Chaos as initial funding for new towns in New Territories approved by Legco panel
Pan-democrats, protesters cry foul but HK$340 million funding passes
Tony Cheung , Samuel Chan and Ada Lee
Lawmakers last night finally approved the government's request for preliminary funding for work on controversial new towns amid chaotic scenes and vows of legal action from pan-democrats, who said the vote was illegitimate.
Members of the Legislative Council's Finance Committee voted 29-2 to approve the funding request.
But most pan-democrats did not vote, instead berating chairman Ng Leung-sing, whom they accused of breaching the rules of procedure.
Watch: Hundreds of protesters gather outside Legco for new-towns project vote
Most of the protesters who gathered outside the Legco complex in Admiralty dispersed after the vote but vowed to continue to fight the plan. Scuffles broke out after a protester refused to leave when police wanted to reopen Tim Mei Avenue to traffic. Police said 1,500 people turned out. Organisers put the figure at 5,000.
The six-hour meeting saw Ng twice accused of breaching committee rules. First, he refused to consider a no-confidence motion in himself, submitted by Labour Party chairman Lee Cheuk-yan, proposing instead to have a special meeting on the motion next month. Then, as the meeting neared its conclusion, he told lawmakers they would have only one minute each to ask questions before the HK$340 million funding request went to a vote.
Pan-democrats complained that Ng had contravened Article 46 of the rules of procedure, which dictates that "the chairman shall ask members if they have any further questions before putting an item to the vote". They said his refusal to discuss Lee's motion also breached the rules of procedure.
Ng cited advice from Legco's legal adviser and said Article 46 only meant lawmakers would get to ask questions.
Pan-democrats got up to berate Ng, but he refused to change his mind. While they were still complaining, the vote went ahead, with only two pan-democrats - the Civic Party's Ronny Tong Ka-wah and Dennis Kwok, who remained seated - able to vote against the motion.
Ng and Development Bureau officials were escorted out by security guards.
After the meeting, Lee said: "Ng repeatedly breached the committee's procedural rules … and the vote result is illegitimate.

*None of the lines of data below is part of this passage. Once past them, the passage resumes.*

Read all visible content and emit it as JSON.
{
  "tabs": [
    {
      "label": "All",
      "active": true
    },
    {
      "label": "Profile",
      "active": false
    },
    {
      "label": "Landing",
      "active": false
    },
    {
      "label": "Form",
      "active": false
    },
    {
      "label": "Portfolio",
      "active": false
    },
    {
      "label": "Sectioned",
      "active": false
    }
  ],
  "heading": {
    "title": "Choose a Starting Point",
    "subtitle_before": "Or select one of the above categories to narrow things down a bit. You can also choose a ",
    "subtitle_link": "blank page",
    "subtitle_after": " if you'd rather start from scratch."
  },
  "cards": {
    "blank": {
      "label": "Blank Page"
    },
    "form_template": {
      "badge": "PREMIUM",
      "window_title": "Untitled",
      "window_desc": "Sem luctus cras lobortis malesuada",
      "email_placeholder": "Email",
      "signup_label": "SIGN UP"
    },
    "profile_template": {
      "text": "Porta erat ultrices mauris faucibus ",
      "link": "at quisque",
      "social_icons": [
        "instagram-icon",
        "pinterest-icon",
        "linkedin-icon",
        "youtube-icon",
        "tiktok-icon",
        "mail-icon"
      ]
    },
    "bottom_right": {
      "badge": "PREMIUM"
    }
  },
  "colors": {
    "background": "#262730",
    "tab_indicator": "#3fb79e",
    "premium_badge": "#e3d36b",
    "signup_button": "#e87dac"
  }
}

The only choice we have is to seek a judicial review."
The issue is highly charged. The government says the HK$120 billion new towns at Kwu Tung and Fanling North are vital to its homebuilding plans. But protesters say the plan will benefit big developers and involve mostly luxury flats, while villagers will see their homes and lifestyles lost for little compensation.
Protesters chanted angry slogans when they realised the vote had passed, and some even broke down in tears.
But protest leaders rejected the suggestion of radicals that they should try to storm Legco.
"Your enemies are not standing here on the stage," Cho Kai-kai, a member of one of the eight groups behind the protest, told demonstrators angry at that decision. "Your enemies are inside [government headquarters], land developers and the puppet regime headed by [Chief Executive] Leung Chun-ying."
Villager Lee Siu-wah said on stage that the next battlefield would be the Town Planning Board, and said 200,000 people would show up when the board came to discuss the plan. Cho said villagers would "stop the bulldozers with their bodies".
Some pan-democrats apologised for failing to prevent the vote. Dr Fernando Cheung Chiu-hung said they would fight on, while Albert Chan Wai-yip vowed to paralyse Central with a protest on July 2.
For the second week in a row, protesters were banned from the designated protest area outside Legco amid tight security.
A 17-year-old boy was arrested after he was found to have brought an awl as well as spray paint, a lighter and rubber hose with him.
Another protester, Billy Chiu Hin-chung, was arrested yesterday in connection with the June 13 attempt to storm Legco.
Watch: Undercover police officer discovered by protesters
A row broke out shortly before the voting when a protester demanded a man whom he claimed was a plain-clothes police officer show his credentials. The news caused an uproar in the crowd - there had been claims that undercover police infiltrated earlier protests and encouraged disorderly behaviour.
The protester said he saw the "officer" pushing rally goers from behind in an attempt to create conflict earlier in the afternoon.
The "officer" fled inside the adjacent Citic Tower, ahead of about 50 pursuing policemen, protesters, cameramen and reporters. He eventually left accompanied by police in uniform. He did not confirm whether he was a police officer.